■ **Dataset**
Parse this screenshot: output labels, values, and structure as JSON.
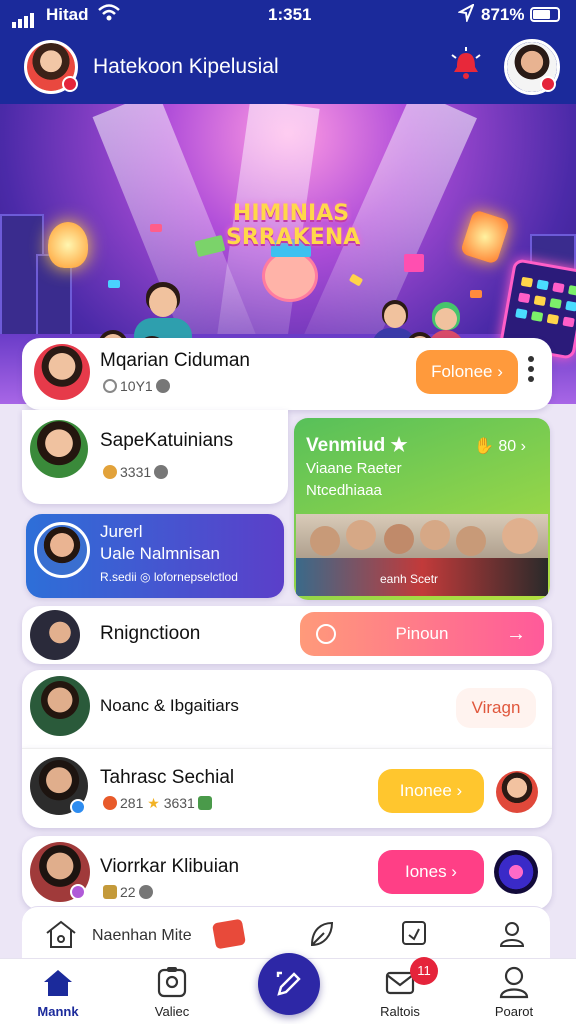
{
  "status_bar": {
    "carrier": "Hitad",
    "time": "1:351",
    "battery": "871%"
  },
  "header": {
    "title": "Hatekoon Kipelusial",
    "bell_icon": "alarm-bell-icon"
  },
  "banner": {
    "logo_line1": "HIMINIAS",
    "logo_line2": "SRRAKENA"
  },
  "cards": {
    "top": {
      "name": "Mqarian Ciduman",
      "meta": "10Y1",
      "button": "Folonee ›"
    },
    "second": {
      "name": "SapeKatuinians",
      "meta": "3331"
    },
    "blue": {
      "line1": "Jurerl",
      "line2": "Uale Nalmnisan",
      "meta": "R.sedii ◎ lofornepselctlod"
    },
    "green": {
      "title": "Venmiud ★",
      "count": "80 ›",
      "subtitle": "Viaane Raeter",
      "subtitle2": "Ntcedhiaaa",
      "photo_caption": "eanh Scetr"
    },
    "row1": {
      "name": "Rnignctioon",
      "button": "Pinoun"
    },
    "row2": {
      "name": "Noanc & Ibgaitiars",
      "button": "Viragn"
    },
    "row3": {
      "name": "Tahrasc Sechial",
      "meta_a": "281",
      "meta_b": "3631",
      "button": "Inonee ›"
    },
    "row4": {
      "name": "Viorrkar Klibuian",
      "meta": "22",
      "button": "Iones ›"
    }
  },
  "sub_nav": {
    "label": "Naenhan Mite"
  },
  "tabbar": {
    "tabs": [
      "Mannk",
      "Valiec",
      "Raltois",
      "Poarot"
    ],
    "badge": "11"
  },
  "colors": {
    "brand": "#1b2a9b",
    "orange": "#ff9a3c",
    "green": "#6cc447",
    "pink": "#ff3f86",
    "yellow": "#ffc62e"
  }
}
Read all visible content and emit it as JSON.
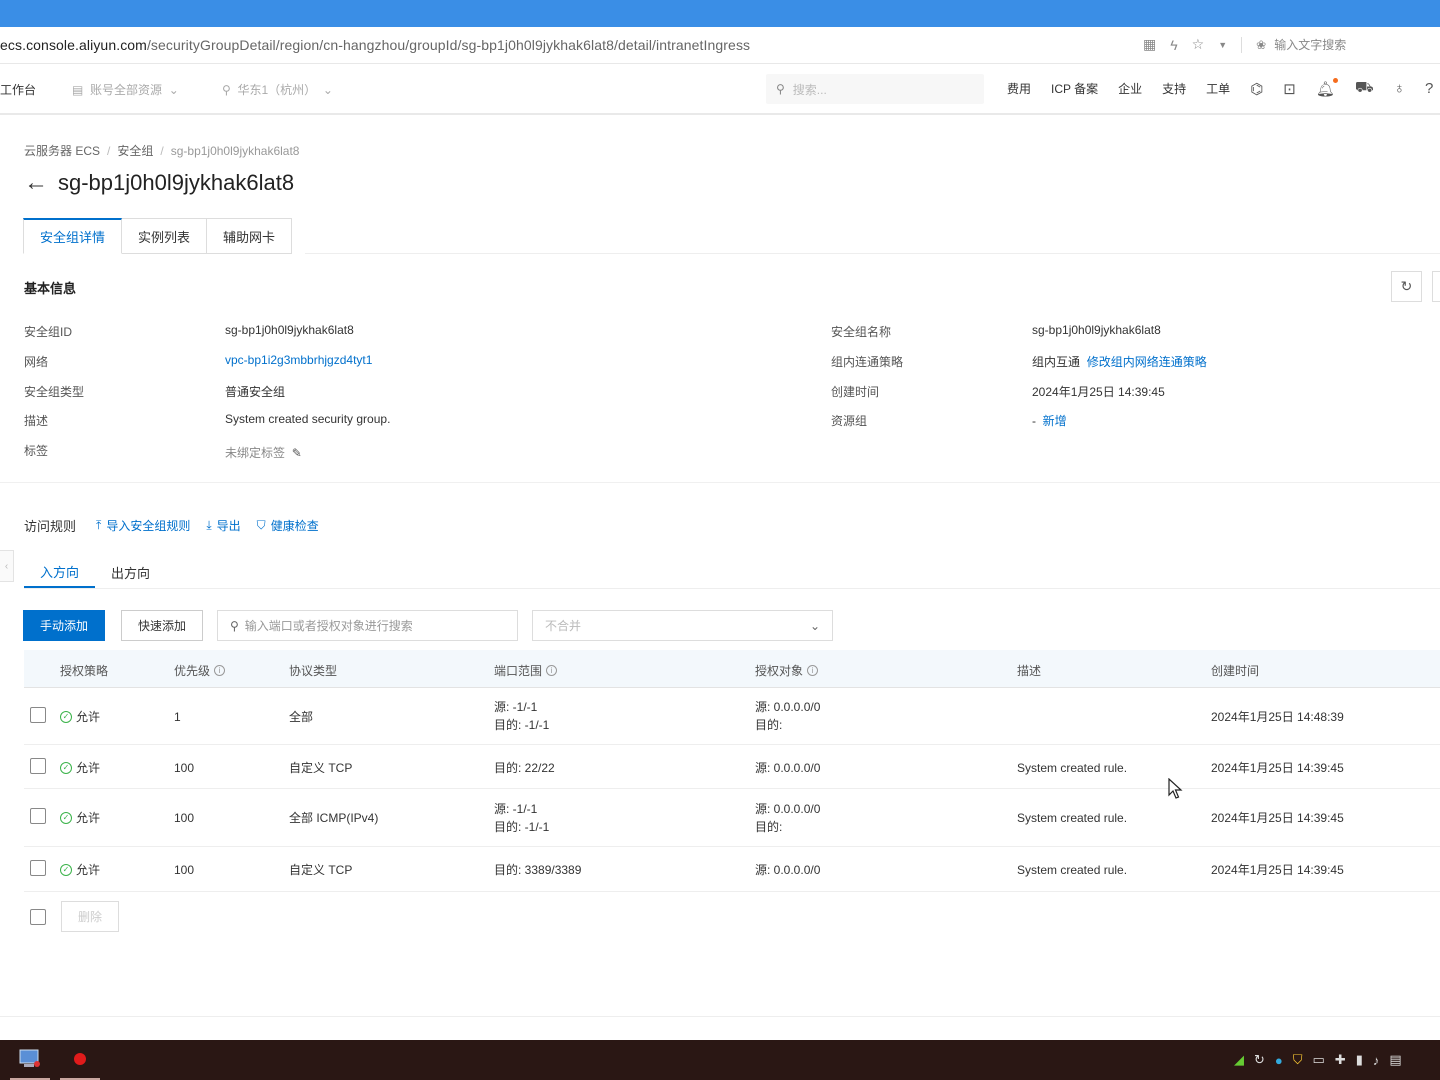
{
  "browser": {
    "url_host": "ecs.console.aliyun.com",
    "url_path": "/securityGroupDetail/region/cn-hangzhou/groupId/sg-bp1j0h0l9jykhak6lat8/detail/intranetIngress",
    "search_placeholder": "输入文字搜索"
  },
  "console_nav": {
    "workbench": "工作台",
    "account_resources": "账号全部资源",
    "region": "华东1（杭州）",
    "search_placeholder": "搜索...",
    "links": [
      "费用",
      "ICP 备案",
      "企业",
      "支持",
      "工单"
    ]
  },
  "breadcrumb": {
    "items": [
      "云服务器 ECS",
      "安全组",
      "sg-bp1j0h0l9jykhak6lat8"
    ],
    "separator": "/"
  },
  "page_title": "sg-bp1j0h0l9jykhak6lat8",
  "tabs": [
    "安全组详情",
    "实例列表",
    "辅助网卡"
  ],
  "basic_info": {
    "title": "基本信息",
    "left": [
      {
        "label": "安全组ID",
        "value": "sg-bp1j0h0l9jykhak6lat8"
      },
      {
        "label": "网络",
        "value": "vpc-bp1i2g3mbbrhjgzd4tyt1"
      },
      {
        "label": "安全组类型",
        "value": "普通安全组"
      },
      {
        "label": "描述",
        "value": "System created security group."
      },
      {
        "label": "标签",
        "value": "未绑定标签"
      }
    ],
    "right": [
      {
        "label": "安全组名称",
        "value": "sg-bp1j0h0l9jykhak6lat8"
      },
      {
        "label": "组内连通策略",
        "value": "组内互通",
        "link": "修改组内网络连通策略"
      },
      {
        "label": "创建时间",
        "value": "2024年1月25日 14:39:45"
      },
      {
        "label": "资源组",
        "value": "-",
        "link": "新增"
      }
    ]
  },
  "rules": {
    "title": "访问规则",
    "actions": [
      "导入安全组规则",
      "导出",
      "健康检查"
    ],
    "directions": [
      "入方向",
      "出方向"
    ],
    "add_manual": "手动添加",
    "add_quick": "快速添加",
    "search_placeholder": "输入端口或者授权对象进行搜索",
    "merge_select": "不合并",
    "columns": [
      "授权策略",
      "优先级",
      "协议类型",
      "端口范围",
      "授权对象",
      "描述",
      "创建时间"
    ],
    "rows": [
      {
        "policy": "允许",
        "priority": "1",
        "protocol": "全部",
        "port_src": "源: -1/-1",
        "port_dst": "目的: -1/-1",
        "obj_src": "源: 0.0.0.0/0",
        "obj_dst": "目的:",
        "desc": "",
        "created": "2024年1月25日 14:48:39"
      },
      {
        "policy": "允许",
        "priority": "100",
        "protocol": "自定义 TCP",
        "port_src": "",
        "port_dst": "目的: 22/22",
        "obj_src": "源: 0.0.0.0/0",
        "obj_dst": "",
        "desc": "System created rule.",
        "created": "2024年1月25日 14:39:45"
      },
      {
        "policy": "允许",
        "priority": "100",
        "protocol": "全部 ICMP(IPv4)",
        "port_src": "源: -1/-1",
        "port_dst": "目的: -1/-1",
        "obj_src": "源: 0.0.0.0/0",
        "obj_dst": "目的:",
        "desc": "System created rule.",
        "created": "2024年1月25日 14:39:45"
      },
      {
        "policy": "允许",
        "priority": "100",
        "protocol": "自定义 TCP",
        "port_src": "",
        "port_dst": "目的: 3389/3389",
        "obj_src": "源: 0.0.0.0/0",
        "obj_dst": "",
        "desc": "System created rule.",
        "created": "2024年1月25日 14:39:45"
      }
    ],
    "delete_label": "删除"
  },
  "colors": {
    "primary": "#0070cc",
    "top_strip": "#3a8ee6",
    "taskbar": "#2a1714",
    "allow_green": "#3bb34a"
  }
}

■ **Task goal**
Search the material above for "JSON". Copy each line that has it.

■ **Response to the task**
Parse this screenshot: output labels, values, and structure as JSON.
Read all visible content and emit it as JSON.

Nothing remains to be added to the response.